Which of the lines below include "this"? Each one should be copied out.

> MATERIALS PROVIDED:
Segment Open

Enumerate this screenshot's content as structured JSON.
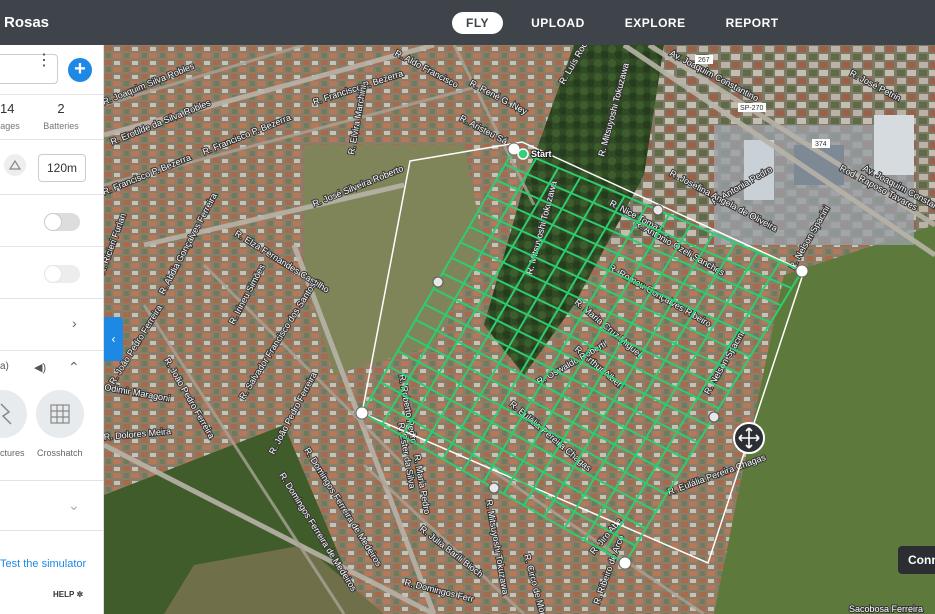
{
  "header": {
    "project_title": "Rosas",
    "tabs": [
      {
        "label": "FLY",
        "active": true
      },
      {
        "label": "UPLOAD",
        "active": false
      },
      {
        "label": "EXPLORE",
        "active": false
      },
      {
        "label": "REPORT",
        "active": false
      }
    ]
  },
  "panel": {
    "stats": [
      {
        "value": "14",
        "label": "ages"
      },
      {
        "value": "2",
        "label": "Batteries"
      }
    ],
    "altitude": "120m",
    "voice_label": "a)",
    "patterns": [
      {
        "label": "ctures",
        "icon": "polygon-path-icon"
      },
      {
        "label": "Crosshatch",
        "icon": "crosshatch-icon"
      }
    ],
    "simulator_link": "Test the simulator",
    "help_label": "HELP"
  },
  "map": {
    "start_label": "Start",
    "grid_color": "#2ecc71",
    "connect_label": "Conn",
    "streets": [
      "R. Joaquim Silva Robles",
      "R. Erotilde da Silva Robles",
      "R. Francisco P. Bezerra",
      "R. Francisco P. Bezerra",
      "R. Francisco P. Bezerra",
      "R. Elvira Marchini",
      "R. José Silveira Roberto",
      "R. Ricieri Furlan",
      "R. Elza Fernandes Castilho",
      "R. Abdia Gonçalves Ferreira",
      "R. Irineu Simões",
      "R. Salvador Francisco dos Santos",
      "R. João Pedro Ferreira",
      "R. João Pedro Ferreira",
      "R. João Pedro Ferreira",
      "Odimir Maragoni",
      "R. Dolores Meira",
      "R. Domingos Ferreira de Medeiros",
      "R. Domingos Ferreira de Medeiros",
      "R. Julia Barili Bioch",
      "R. Domingos Ferr",
      "R. Roberto Pedro",
      "R. Maria Pedro",
      "R. Ester da Silva",
      "R. Mitsuyoshi Tokuzawa",
      "R. Mitsuyoshi Tokuzawa",
      "R. Mitsuyoshi Tokuzawa",
      "R. Romeu Gonçalves Ribeiro",
      "R. Maria Cruz Miguel",
      "R. Arthur Albert",
      "R. Oswaldo Roberti",
      "R. Eulália Pereira Chagas",
      "R. Eulália Pereira Chagas",
      "R. Antonia Pedro",
      "R. Jiro Abe",
      "R. Nelson Spacini",
      "R. Nelson Spacini",
      "R. Antonio Ozeli Sanches",
      "R. Josefina Angela de Oliveira",
      "R. Nice Tomaz",
      "Av. Joaquim Constantino",
      "Av. Joaquim Constantino",
      "Rod. Raposo Tavares",
      "R. José Petrin",
      "R. René G. Ney",
      "R. Aristeu Sá",
      "R. Luís Rodrigues",
      "R. Aldo Francisco",
      "R. Ribeiro de Arco",
      "R. Circo de Moreira",
      "Sacobosa Ferreira"
    ],
    "road_signs": [
      "267",
      "SP-270",
      "374"
    ]
  }
}
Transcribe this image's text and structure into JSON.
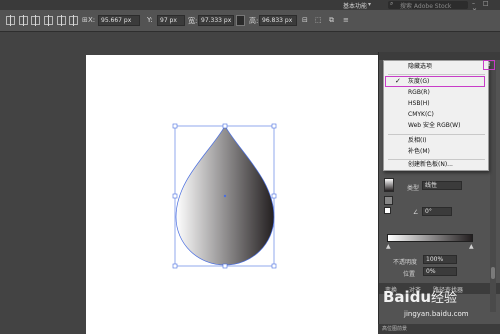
{
  "topbar": {
    "workspace": "基本功能",
    "search_placeholder": "搜索 Adobe Stock"
  },
  "control_bar": {
    "x_label": "X:",
    "x_value": "95.667 px",
    "y_label": "Y:",
    "y_value": "97 px",
    "w_label": "宽:",
    "w_value": "97.333 px",
    "h_label": "高:",
    "h_value": "96.833 px"
  },
  "menu": {
    "items": [
      {
        "label": "隐藏选项"
      },
      {
        "label": "灰度(G)",
        "checked": true
      },
      {
        "label": "RGB(R)"
      },
      {
        "label": "HSB(H)"
      },
      {
        "label": "CMYK(C)"
      },
      {
        "label": "Web 安全 RGB(W)"
      },
      {
        "label": "反相(I)"
      },
      {
        "label": "补色(M)"
      },
      {
        "label": "创建新色板(N)..."
      }
    ]
  },
  "gradient_panel": {
    "type_label": "类型",
    "type_value": "线性",
    "angle_value": "0°",
    "opacity_label": "不透明度",
    "opacity_value": "100%",
    "location_label": "位置",
    "location_value": "0%",
    "start_color": "#ffffff",
    "end_color": "#231f20"
  },
  "tabs": [
    "变换",
    "对齐",
    "路径查找器"
  ],
  "bottom_text": "高位图前景",
  "watermark": {
    "logo": "Baidu经验",
    "url": "jingyan.baidu.com"
  },
  "colors": {
    "highlight": "#c83cc8",
    "bounding_box": "#4a6ee0"
  }
}
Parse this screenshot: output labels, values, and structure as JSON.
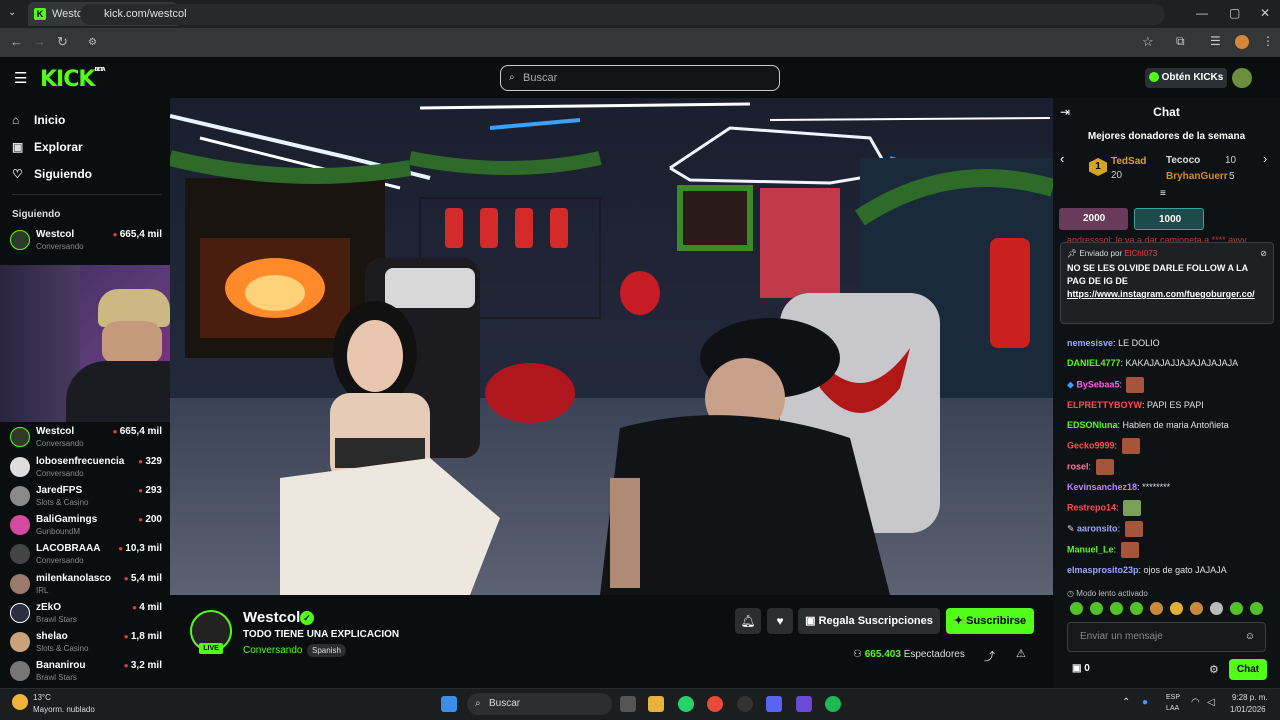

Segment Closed

> RESPONSE AREA:
Enumerate this screenshot's content as structured JSON.
Transcribe this image's text and structure into JSON.
Parse this screenshot: output labels, values, and structure as JSON.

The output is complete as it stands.